> Task: From the entries that follow, report every line in which "https" occurs.

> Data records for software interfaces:
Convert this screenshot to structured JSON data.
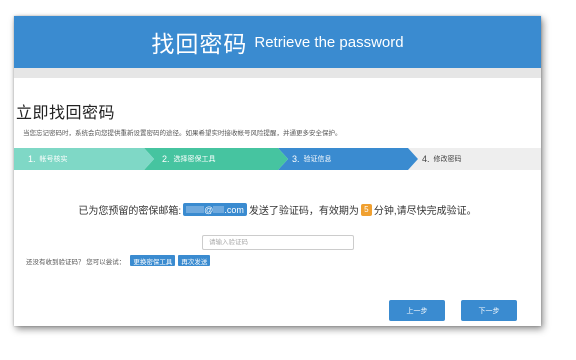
{
  "header": {
    "title_cn": "找回密码",
    "title_en": "Retrieve the password"
  },
  "page": {
    "title": "立即找回密码",
    "notice": "当您忘记密码时，系统会向您提供重新设置密码的途径。如果希望实时接收帐号风险提醒，并通更多安全保护。"
  },
  "steps": [
    {
      "num": "1.",
      "label": "帐号核实",
      "state": "done"
    },
    {
      "num": "2.",
      "label": "选择密保工具",
      "state": "done"
    },
    {
      "num": "3.",
      "label": "验证信息",
      "state": "current"
    },
    {
      "num": "4.",
      "label": "修改密码",
      "state": "pending"
    }
  ],
  "verify": {
    "text_before": "已为您预留的密保邮箱:",
    "email_at": "@",
    "email_domain": ".com",
    "text_middle": "发送了验证码，有效期为",
    "minutes": "5",
    "text_after": "分钟,请尽快完成验证。",
    "code_placeholder": "请输入验证码",
    "code_value": ""
  },
  "retry": {
    "prompt": "还没有收到验证码？ 您可以尝试：",
    "change_tool_label": "更换密保工具",
    "resend_label": "再次发送"
  },
  "nav": {
    "prev_label": "上一步",
    "next_label": "下一步"
  },
  "colors": {
    "brand_blue": "#3a8bd0",
    "step_done_light": "#7fd8c6",
    "step_done": "#46c4a0",
    "step_pending": "#eeeeee",
    "minutes_badge": "#f0a030"
  }
}
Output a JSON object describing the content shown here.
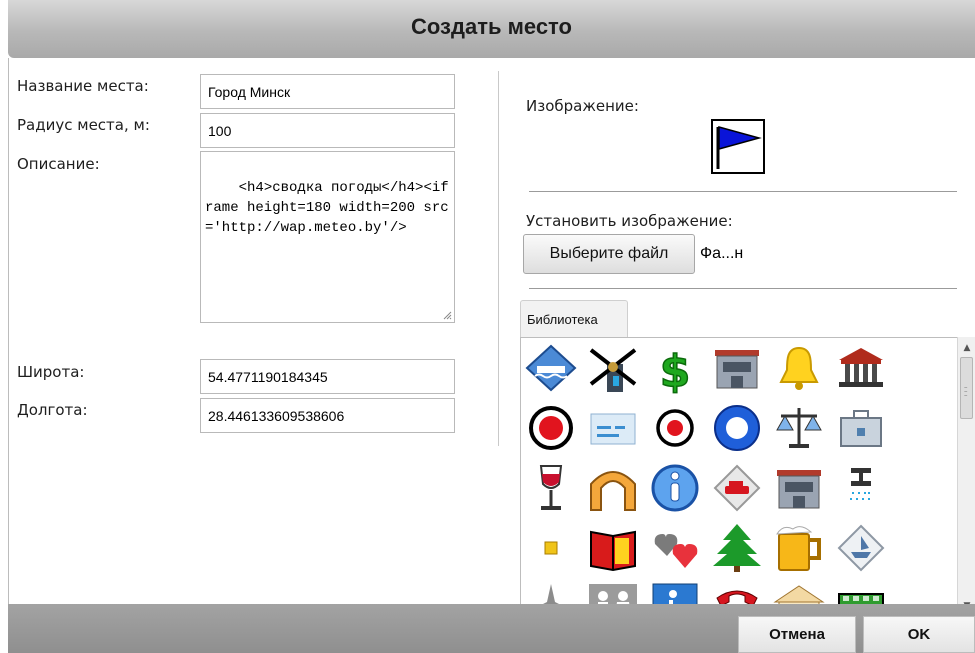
{
  "dialog": {
    "title": "Создать место"
  },
  "form": {
    "name_label": "Название места:",
    "name_value": "Город Минск",
    "radius_label": "Радиус места, м:",
    "radius_value": "100",
    "description_label": "Описание:",
    "description_value": "<h4>сводка погоды</h4><iframe height=180 width=200 src='http://wap.meteo.by'/>",
    "latitude_label": "Широта:",
    "latitude_value": "54.4771190184345",
    "longitude_label": "Долгота:",
    "longitude_value": "28.446133609538606"
  },
  "image_panel": {
    "image_label": "Изображение:",
    "current_icon": "blue-flag-icon",
    "set_image_label": "Установить изображение:",
    "choose_file_button": "Выберите файл",
    "file_status": "Фа...н",
    "library_tab": "Библиотека",
    "library_icons": [
      "boat-sign-icon",
      "windmill-icon",
      "dollar-icon",
      "building-icon",
      "bell-icon",
      "bank-icon",
      "red-dot-large-icon",
      "sign-icon",
      "red-dot-small-icon",
      "blue-circle-icon",
      "scales-icon",
      "briefcase-icon",
      "wine-icon",
      "tunnel-icon",
      "info-icon",
      "car-sign-icon",
      "office-icon",
      "shower-icon",
      "small-square-icon",
      "book-icon",
      "hearts-icon",
      "tree-icon",
      "beer-icon",
      "ship-sign-icon",
      "airplane-icon",
      "restroom-icon",
      "disabled-icon",
      "telephone-icon",
      "temple-icon",
      "bus-icon"
    ]
  },
  "footer": {
    "cancel_button": "Отмена",
    "ok_button": "OK"
  },
  "colors": {
    "accent_blue": "#0a14d8",
    "header_gray": "#b8b8b8",
    "footer_gray": "#999999"
  }
}
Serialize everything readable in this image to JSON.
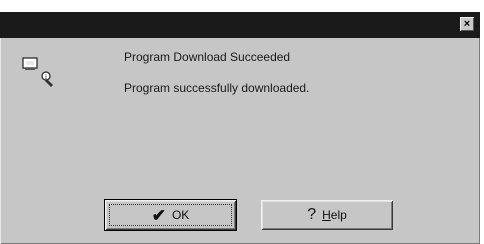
{
  "dialog": {
    "close_label": "×",
    "message_title": "Program Download Succeeded",
    "message_body": "Program successfully downloaded.",
    "icon": "computer-with-info-icon"
  },
  "buttons": {
    "ok": {
      "icon": "checkmark-icon",
      "glyph": "✔",
      "label": "OK"
    },
    "help": {
      "icon": "question-icon",
      "glyph": "?",
      "label_underlined": "H",
      "label_rest": "elp"
    }
  }
}
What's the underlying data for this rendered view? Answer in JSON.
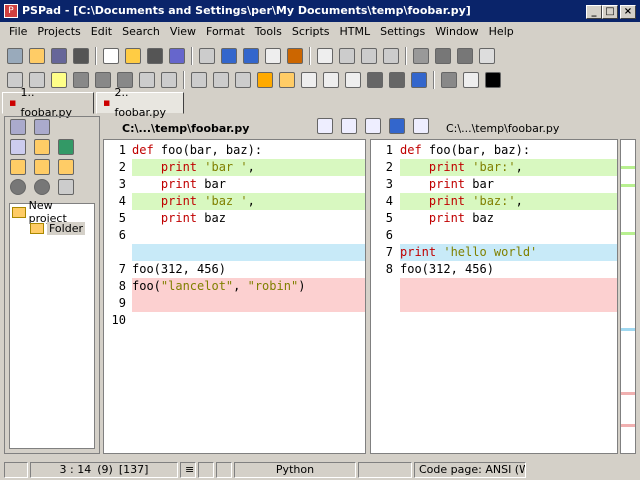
{
  "window": {
    "title": "PSPad - [C:\\Documents and Settings\\per\\My Documents\\temp\\foobar.py]"
  },
  "menu": [
    "File",
    "Projects",
    "Edit",
    "Search",
    "View",
    "Format",
    "Tools",
    "Scripts",
    "HTML",
    "Settings",
    "Window",
    "Help"
  ],
  "toolbar_icons": [
    "new",
    "open",
    "save",
    "print",
    "cut",
    "copy",
    "paste",
    "undo",
    "redo",
    "search",
    "replace",
    "spell",
    "tag",
    "color",
    "console"
  ],
  "tabs": [
    "1.. foobar.py",
    "2.. foobar.py"
  ],
  "project": {
    "root": "New project",
    "folder": "Folder"
  },
  "diff": {
    "left_path": "C:\\...\\temp\\foobar.py",
    "right_path": "C:\\...\\temp\\foobar.py",
    "left_lines": [
      {
        "num": "1",
        "parts": [
          {
            "t": "def ",
            "c": "kw"
          },
          {
            "t": "foo(bar, baz):",
            "c": ""
          }
        ],
        "bg": "#ffffff"
      },
      {
        "num": "2",
        "parts": [
          {
            "t": "    print ",
            "c": "kw"
          },
          {
            "t": "'bar '",
            "c": "st"
          },
          {
            "t": ",",
            "c": ""
          }
        ],
        "bg": "#d8f8c0"
      },
      {
        "num": "3",
        "parts": [
          {
            "t": "    print ",
            "c": "kw"
          },
          {
            "t": "bar",
            "c": ""
          }
        ],
        "bg": "#ffffff"
      },
      {
        "num": "4",
        "parts": [
          {
            "t": "    print ",
            "c": "kw"
          },
          {
            "t": "'baz '",
            "c": "st"
          },
          {
            "t": ",",
            "c": ""
          }
        ],
        "bg": "#d8f8c0"
      },
      {
        "num": "5",
        "parts": [
          {
            "t": "    print ",
            "c": "kw"
          },
          {
            "t": "baz",
            "c": ""
          }
        ],
        "bg": "#ffffff"
      },
      {
        "num": "6",
        "parts": [],
        "bg": "#ffffff"
      },
      {
        "num": "",
        "parts": [],
        "bg": "#c8eaf8"
      },
      {
        "num": "7",
        "parts": [
          {
            "t": "foo(312, 456)",
            "c": ""
          }
        ],
        "bg": "#ffffff"
      },
      {
        "num": "8",
        "parts": [
          {
            "t": "foo(",
            "c": ""
          },
          {
            "t": "\"lancelot\"",
            "c": "st"
          },
          {
            "t": ", ",
            "c": ""
          },
          {
            "t": "\"robin\"",
            "c": "st"
          },
          {
            "t": ")",
            "c": ""
          }
        ],
        "bg": "#fcd0d0"
      },
      {
        "num": "9",
        "parts": [],
        "bg": "#fcd0d0"
      },
      {
        "num": "10",
        "parts": [],
        "bg": "#ffffff"
      }
    ],
    "right_lines": [
      {
        "num": "1",
        "parts": [
          {
            "t": "def ",
            "c": "kw"
          },
          {
            "t": "foo(bar, baz):",
            "c": ""
          }
        ],
        "bg": "#ffffff"
      },
      {
        "num": "2",
        "parts": [
          {
            "t": "    print ",
            "c": "kw"
          },
          {
            "t": "'bar:'",
            "c": "st"
          },
          {
            "t": ",",
            "c": ""
          }
        ],
        "bg": "#d8f8c0"
      },
      {
        "num": "3",
        "parts": [
          {
            "t": "    print ",
            "c": "kw"
          },
          {
            "t": "bar",
            "c": ""
          }
        ],
        "bg": "#ffffff"
      },
      {
        "num": "4",
        "parts": [
          {
            "t": "    print ",
            "c": "kw"
          },
          {
            "t": "'baz:'",
            "c": "st"
          },
          {
            "t": ",",
            "c": ""
          }
        ],
        "bg": "#d8f8c0"
      },
      {
        "num": "5",
        "parts": [
          {
            "t": "    print ",
            "c": "kw"
          },
          {
            "t": "baz",
            "c": ""
          }
        ],
        "bg": "#ffffff"
      },
      {
        "num": "6",
        "parts": [],
        "bg": "#ffffff"
      },
      {
        "num": "7",
        "parts": [
          {
            "t": "print ",
            "c": "kw"
          },
          {
            "t": "'hello world'",
            "c": "st"
          }
        ],
        "bg": "#c8eaf8"
      },
      {
        "num": "8",
        "parts": [
          {
            "t": "foo(312, 456)",
            "c": ""
          }
        ],
        "bg": "#ffffff"
      },
      {
        "num": "",
        "parts": [],
        "bg": "#fcd0d0"
      },
      {
        "num": "",
        "parts": [],
        "bg": "#fcd0d0"
      }
    ]
  },
  "status": {
    "position": "3 : 14",
    "sel": "(9)",
    "code": "[137]",
    "syntax": "Python",
    "codepage": "Code page: ANSI (W"
  },
  "colors": {
    "title_bg": "#0a246a",
    "added": "#d8f8c0",
    "changed": "#c8eaf8",
    "removed": "#fcd0d0"
  }
}
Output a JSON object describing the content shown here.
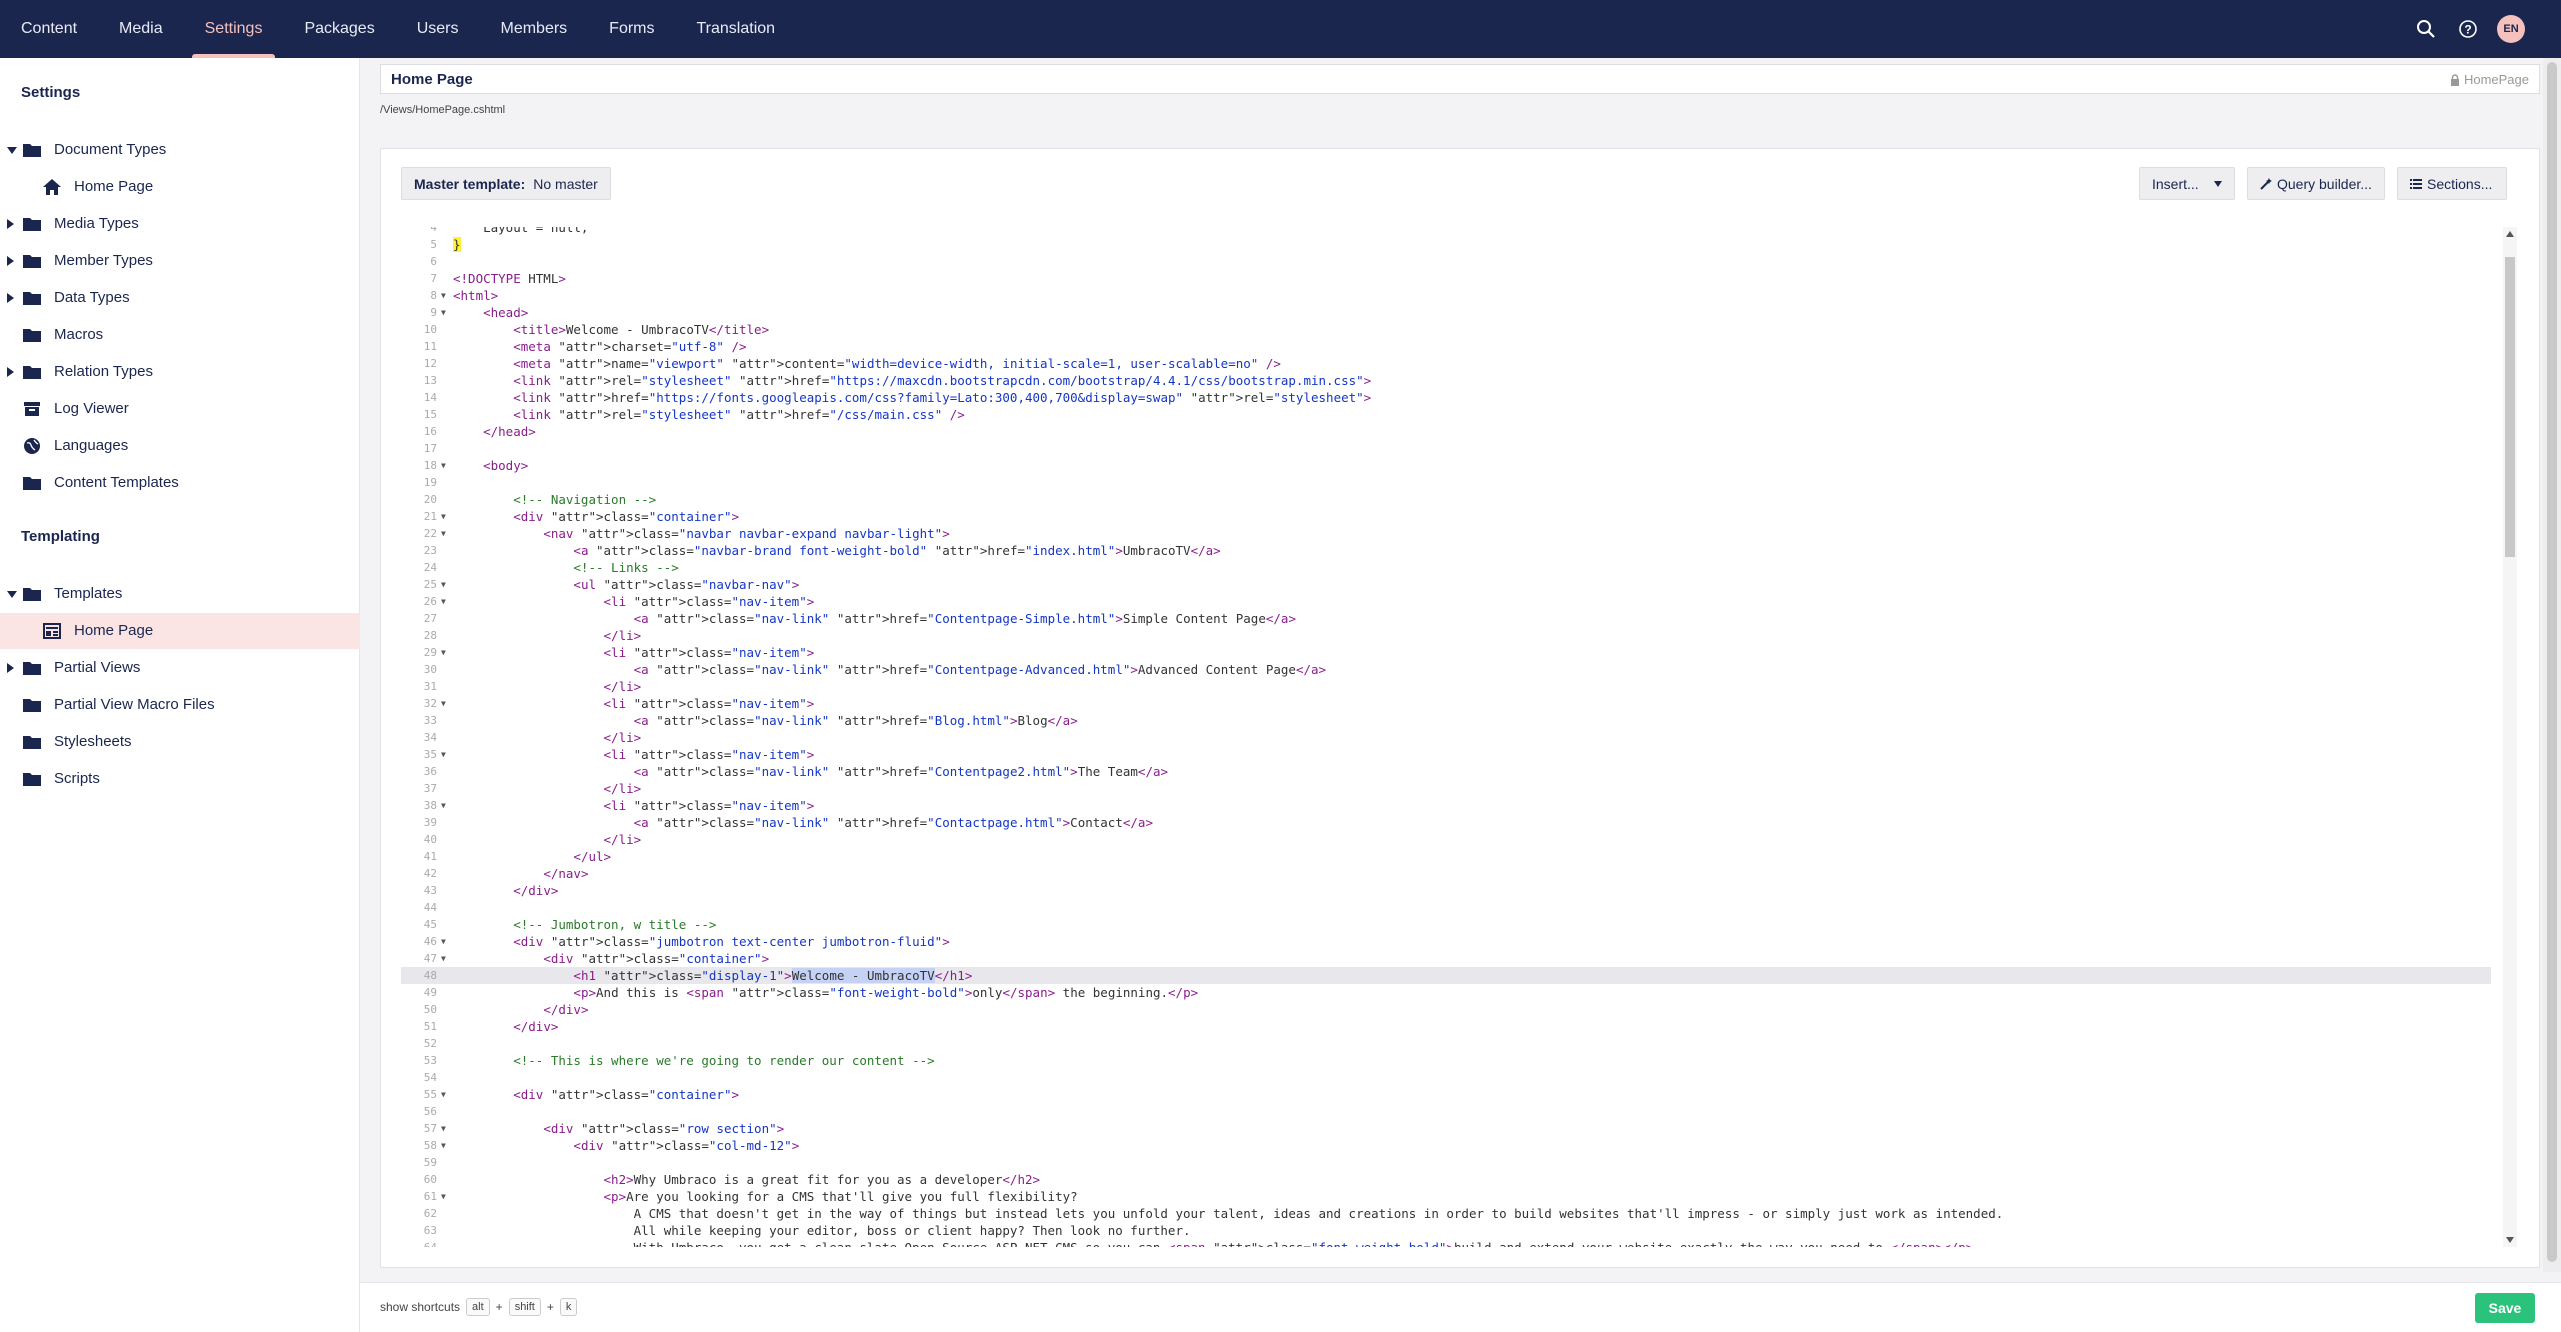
{
  "topnav": {
    "items": [
      {
        "label": "Content"
      },
      {
        "label": "Media"
      },
      {
        "label": "Settings"
      },
      {
        "label": "Packages"
      },
      {
        "label": "Users"
      },
      {
        "label": "Members"
      },
      {
        "label": "Forms"
      },
      {
        "label": "Translation"
      }
    ],
    "active": "Settings",
    "avatar_initials": "EN"
  },
  "sidebar": {
    "section_settings": "Settings",
    "section_templating": "Templating",
    "items": [
      {
        "label": "Document Types"
      },
      {
        "label": "Home Page"
      },
      {
        "label": "Media Types"
      },
      {
        "label": "Member Types"
      },
      {
        "label": "Data Types"
      },
      {
        "label": "Macros"
      },
      {
        "label": "Relation Types"
      },
      {
        "label": "Log Viewer"
      },
      {
        "label": "Languages"
      },
      {
        "label": "Content Templates"
      },
      {
        "label": "Templates"
      },
      {
        "label": "Home Page"
      },
      {
        "label": "Partial Views"
      },
      {
        "label": "Partial View Macro Files"
      },
      {
        "label": "Stylesheets"
      },
      {
        "label": "Scripts"
      }
    ]
  },
  "header": {
    "name": "Home Page",
    "alias": "HomePage",
    "path": "/Views/HomePage.cshtml"
  },
  "toolbar": {
    "master_label": "Master template:",
    "master_value": "No master",
    "insert": "Insert...",
    "query_builder": "Query builder...",
    "sections": "Sections..."
  },
  "code": {
    "lines": [
      {
        "n": "4",
        "t": "    Layout = null;"
      },
      {
        "n": "5",
        "t": "}"
      },
      {
        "n": "6",
        "t": ""
      },
      {
        "n": "7",
        "t": "<!DOCTYPE HTML>"
      },
      {
        "n": "8",
        "t": "<html>"
      },
      {
        "n": "9",
        "t": "    <head>"
      },
      {
        "n": "10",
        "t": "        <title>Welcome - UmbracoTV</title>"
      },
      {
        "n": "11",
        "t": "        <meta charset=\"utf-8\" />"
      },
      {
        "n": "12",
        "t": "        <meta name=\"viewport\" content=\"width=device-width, initial-scale=1, user-scalable=no\" />"
      },
      {
        "n": "13",
        "t": "        <link rel=\"stylesheet\" href=\"https://maxcdn.bootstrapcdn.com/bootstrap/4.4.1/css/bootstrap.min.css\">"
      },
      {
        "n": "14",
        "t": "        <link href=\"https://fonts.googleapis.com/css?family=Lato:300,400,700&display=swap\" rel=\"stylesheet\">"
      },
      {
        "n": "15",
        "t": "        <link rel=\"stylesheet\" href=\"/css/main.css\" />"
      },
      {
        "n": "16",
        "t": "    </head>"
      },
      {
        "n": "17",
        "t": ""
      },
      {
        "n": "18",
        "t": "    <body>"
      },
      {
        "n": "19",
        "t": ""
      },
      {
        "n": "20",
        "t": "        <!-- Navigation -->"
      },
      {
        "n": "21",
        "t": "        <div class=\"container\">"
      },
      {
        "n": "22",
        "t": "            <nav class=\"navbar navbar-expand navbar-light\">"
      },
      {
        "n": "23",
        "t": "                <a class=\"navbar-brand font-weight-bold\" href=\"index.html\">UmbracoTV</a>"
      },
      {
        "n": "24",
        "t": "                <!-- Links -->"
      },
      {
        "n": "25",
        "t": "                <ul class=\"navbar-nav\">"
      },
      {
        "n": "26",
        "t": "                    <li class=\"nav-item\">"
      },
      {
        "n": "27",
        "t": "                        <a class=\"nav-link\" href=\"Contentpage-Simple.html\">Simple Content Page</a>"
      },
      {
        "n": "28",
        "t": "                    </li>"
      },
      {
        "n": "29",
        "t": "                    <li class=\"nav-item\">"
      },
      {
        "n": "30",
        "t": "                        <a class=\"nav-link\" href=\"Contentpage-Advanced.html\">Advanced Content Page</a>"
      },
      {
        "n": "31",
        "t": "                    </li>"
      },
      {
        "n": "32",
        "t": "                    <li class=\"nav-item\">"
      },
      {
        "n": "33",
        "t": "                        <a class=\"nav-link\" href=\"Blog.html\">Blog</a>"
      },
      {
        "n": "34",
        "t": "                    </li>"
      },
      {
        "n": "35",
        "t": "                    <li class=\"nav-item\">"
      },
      {
        "n": "36",
        "t": "                        <a class=\"nav-link\" href=\"Contentpage2.html\">The Team</a>"
      },
      {
        "n": "37",
        "t": "                    </li>"
      },
      {
        "n": "38",
        "t": "                    <li class=\"nav-item\">"
      },
      {
        "n": "39",
        "t": "                        <a class=\"nav-link\" href=\"Contactpage.html\">Contact</a>"
      },
      {
        "n": "40",
        "t": "                    </li>"
      },
      {
        "n": "41",
        "t": "                </ul>"
      },
      {
        "n": "42",
        "t": "            </nav>"
      },
      {
        "n": "43",
        "t": "        </div>"
      },
      {
        "n": "44",
        "t": ""
      },
      {
        "n": "45",
        "t": "        <!-- Jumbotron, w title -->"
      },
      {
        "n": "46",
        "t": "        <div class=\"jumbotron text-center jumbotron-fluid\">"
      },
      {
        "n": "47",
        "t": "            <div class=\"container\">"
      },
      {
        "n": "48",
        "t": "                <h1 class=\"display-1\">Welcome - UmbracoTV</h1>"
      },
      {
        "n": "49",
        "t": "                <p>And this is <span class=\"font-weight-bold\">only</span> the beginning.</p>"
      },
      {
        "n": "50",
        "t": "            </div>"
      },
      {
        "n": "51",
        "t": "        </div>"
      },
      {
        "n": "52",
        "t": ""
      },
      {
        "n": "53",
        "t": "        <!-- This is where we're going to render our content -->"
      },
      {
        "n": "54",
        "t": ""
      },
      {
        "n": "55",
        "t": "        <div class=\"container\">"
      },
      {
        "n": "56",
        "t": ""
      },
      {
        "n": "57",
        "t": "            <div class=\"row section\">"
      },
      {
        "n": "58",
        "t": "                <div class=\"col-md-12\">"
      },
      {
        "n": "59",
        "t": ""
      },
      {
        "n": "60",
        "t": "                    <h2>Why Umbraco is a great fit for you as a developer</h2>"
      },
      {
        "n": "61",
        "t": "                    <p>Are you looking for a CMS that'll give you full flexibility?"
      },
      {
        "n": "62",
        "t": "                        A CMS that doesn't get in the way of things but instead lets you unfold your talent, ideas and creations in order to build websites that'll impress - or simply just work as intended."
      },
      {
        "n": "63",
        "t": "                        All while keeping your editor, boss or client happy? Then look no further."
      },
      {
        "n": "64",
        "t": "                        With Umbraco, you get a clean slate Open Source ASP.NET CMS so you can <span class=\"font-weight-bold\">build and extend your website exactly the way you need to.</span></p>"
      }
    ]
  },
  "footer": {
    "shortcuts_label": "show shortcuts",
    "key1": "alt",
    "plus1": "+",
    "key2": "shift",
    "plus2": "+",
    "key3": "k",
    "save": "Save"
  }
}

> Response to the task:
        "t": "        <link rel=\"stylesheet\" href=\"https://maxcdn.bootstrapcdn.com/bootstrap/4.4.1/css/bootstrap.min.css\">"
        "t": "        <link href=\"https://fonts.googleapis.com/css?family=Lato:300,400,700&display=swap\" rel=\"stylesheet\">"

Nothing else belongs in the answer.